“Once an organism dies, there is no living material that remains,” she explained. “The DNA starts to be broken down immediately by things like UV radiation and enzymes from soil bacteria or even inside the gut of the organism itself and the DNA starts to degrade right away. There are no living cells, so we can’t clone an extinct species.”
Genomics is pathway to de-extinction
Genomics offers another pathway to resurrecting a species. The team that mapped the mammoth genome compared that genetic sequence with the Asian elephant, the mammoth’s closest living relative.
Shapiro said identifying the differences between the two species sets the stage for genomic editing.
“In essence this genome editing technology is going to swap out bits of an elephant genome for the mammoth version of genes that we know are critical to making a mammoth look and act like a mammoth, turning an Asian elephant a little bit at a time into a mammoth.”
But Shapiro admitted this wouldn’t really recreate the mammoth, just something mammoth-like. And for what, asked Ross MacPhee, curator of mammals at the American Museum of Natural History in New York, where mammoths and other bygone species are on display.
“If the animals themselves have no further ecological role because they’ve disappeared for hundreds and even thousands of years," he wondered, "what does it mean to bring them back and park them in an environment to which they really have no relationship anymore?”
Why bring back a species

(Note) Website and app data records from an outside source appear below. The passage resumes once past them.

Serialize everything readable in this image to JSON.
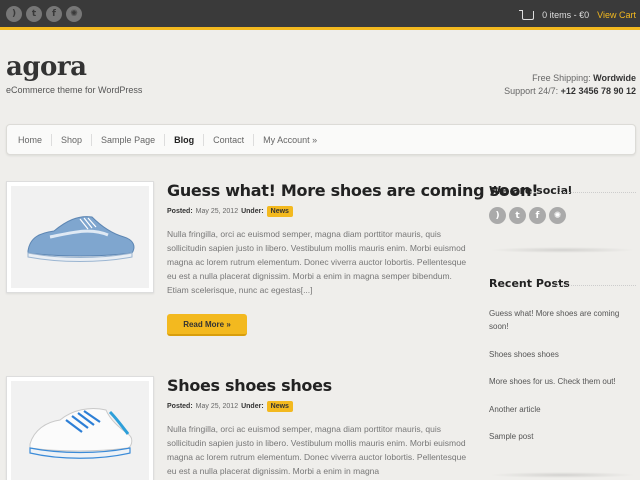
{
  "topbar": {
    "social_icons": [
      "rss-icon",
      "twitter-icon",
      "facebook-icon",
      "dribbble-icon"
    ],
    "cart_text": "0 items - €0",
    "view_cart": "View Cart"
  },
  "header": {
    "logo": "agora",
    "tagline": "eCommerce theme for WordPress",
    "shipping_label": "Free Shipping:",
    "shipping_value": "Wordwide",
    "support_label": "Support 24/7:",
    "support_value": "+12 3456 78 90 12"
  },
  "nav": [
    "Home",
    "Shop",
    "Sample Page",
    "Blog",
    "Contact",
    "My Account »"
  ],
  "nav_active": "Blog",
  "posts": [
    {
      "title": "Guess what! More shoes are coming soon!",
      "posted_label": "Posted:",
      "date": "May 25, 2012",
      "under_label": "Under:",
      "category": "News",
      "excerpt": "Nulla fringilla, orci ac euismod semper, magna diam porttitor mauris, quis sollicitudin sapien justo in libero. Vestibulum mollis mauris enim. Morbi euismod magna ac lorem rutrum elementum. Donec viverra auctor lobortis. Pellentesque eu est a nulla placerat dignissim. Morbi a enim in magna semper bibendum. Etiam scelerisque, nunc ac egestas[...]",
      "read_more": "Read More »"
    },
    {
      "title": "Shoes shoes shoes",
      "posted_label": "Posted:",
      "date": "May 25, 2012",
      "under_label": "Under:",
      "category": "News",
      "excerpt": "Nulla fringilla, orci ac euismod semper, magna diam porttitor mauris, quis sollicitudin sapien justo in libero. Vestibulum mollis mauris enim. Morbi euismod magna ac lorem rutrum elementum. Donec viverra auctor lobortis. Pellentesque eu est a nulla placerat dignissim. Morbi a enim in magna"
    }
  ],
  "sidebar": {
    "social_title": "We are social",
    "social_icons": [
      "rss-icon",
      "twitter-icon",
      "facebook-icon",
      "dribbble-icon"
    ],
    "recent_title": "Recent Posts",
    "recent": [
      "Guess what! More shoes are coming soon!",
      "Shoes shoes shoes",
      "More shoes for us. Check them out!",
      "Another article",
      "Sample post"
    ]
  },
  "colors": {
    "accent": "#f3b91f",
    "topbar": "#3a3a3a",
    "background": "#efeeeb"
  }
}
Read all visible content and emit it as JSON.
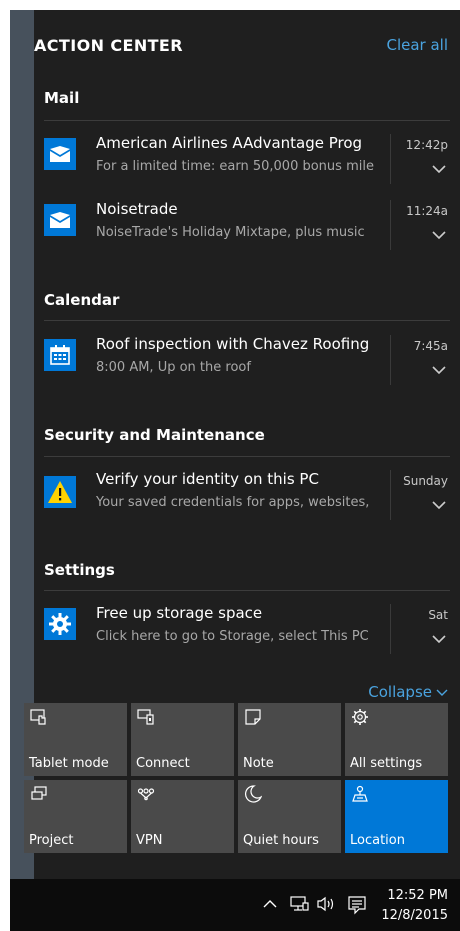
{
  "header": {
    "title": "ACTION CENTER",
    "clear_all": "Clear all"
  },
  "groups": {
    "mail": {
      "title": "Mail",
      "items": [
        {
          "title": "American Airlines AAdvantage Prog",
          "body": "For a limited time: earn 50,000 bonus mile",
          "time": "12:42p",
          "icon": "mail-icon"
        },
        {
          "title": "Noisetrade",
          "body": "NoiseTrade's Holiday Mixtape, plus music",
          "time": "11:24a",
          "icon": "mail-icon"
        }
      ]
    },
    "calendar": {
      "title": "Calendar",
      "items": [
        {
          "title": "Roof inspection with Chavez Roofing",
          "body": "8:00 AM, Up on the roof",
          "time": "7:45a",
          "icon": "calendar-icon"
        }
      ]
    },
    "security": {
      "title": "Security and Maintenance",
      "items": [
        {
          "title": "Verify your identity on this PC",
          "body": "Your saved credentials for apps, websites,",
          "time": "Sunday",
          "icon": "warning-icon"
        }
      ]
    },
    "settings": {
      "title": "Settings",
      "items": [
        {
          "title": "Free up storage space",
          "body": "Click here to go to Storage, select This PC",
          "time": "Sat",
          "icon": "gear-icon"
        }
      ]
    }
  },
  "collapse_label": "Collapse",
  "quick_actions": [
    {
      "label": "Tablet mode",
      "icon": "tablet-mode-icon",
      "active": false
    },
    {
      "label": "Connect",
      "icon": "connect-icon",
      "active": false
    },
    {
      "label": "Note",
      "icon": "note-icon",
      "active": false
    },
    {
      "label": "All settings",
      "icon": "gear-icon",
      "active": false
    },
    {
      "label": "Project",
      "icon": "project-icon",
      "active": false
    },
    {
      "label": "VPN",
      "icon": "vpn-icon",
      "active": false
    },
    {
      "label": "Quiet hours",
      "icon": "moon-icon",
      "active": false
    },
    {
      "label": "Location",
      "icon": "location-icon",
      "active": true
    }
  ],
  "taskbar": {
    "time": "12:52 PM",
    "date": "12/8/2015"
  },
  "colors": {
    "accent": "#0078d7",
    "link": "#4aa3df",
    "panel_bg": "#1f1f1f",
    "tile_bg": "#4a4a4a",
    "warning": "#ffd200"
  }
}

Shapiro argued, “the present focus on bringing back particular species – whether that means mammoths, dodos, passenger pigeons, or anything else – is misguided. In my mind, de-extinction has a place in our scientific future, but not as an antidote to extinctions that have already occurred.”
“Extinct species are gone forever,” she writes in her book, pointing out there is still a reason to pursue de-extinction.
“If we can create an animal that by bringing this animal back or bringing the traits back of an extinct species, we can somehow save living species or reestablish or reinvigorate existing ecosystems," she said.
"If we can use this technology not to bring back the past, but to protect living species, and populations and ecosystems in danger of extinction today from going extinct, then that is a powerful and compelling use of this technology.”
Broader public discussion needed
MacPhee is not so sure. “I do not think that de-extinction is going to go very far to solving any important environmental, evolutionary or ecological problems.”
He added that the concept deserves a broader public discussion. “Human manipulation of the biosphere is a serious and on-going problem. I think the only way forward is to have the conversation and get people aware of what the issues are and one hopes over time to have both political and economic and solutions.”
Shapiro said she welcomes the discussion, especially before a de-extinction takes place, which she says given the technical, ethical and ecological challenges, will not occur for a very long time.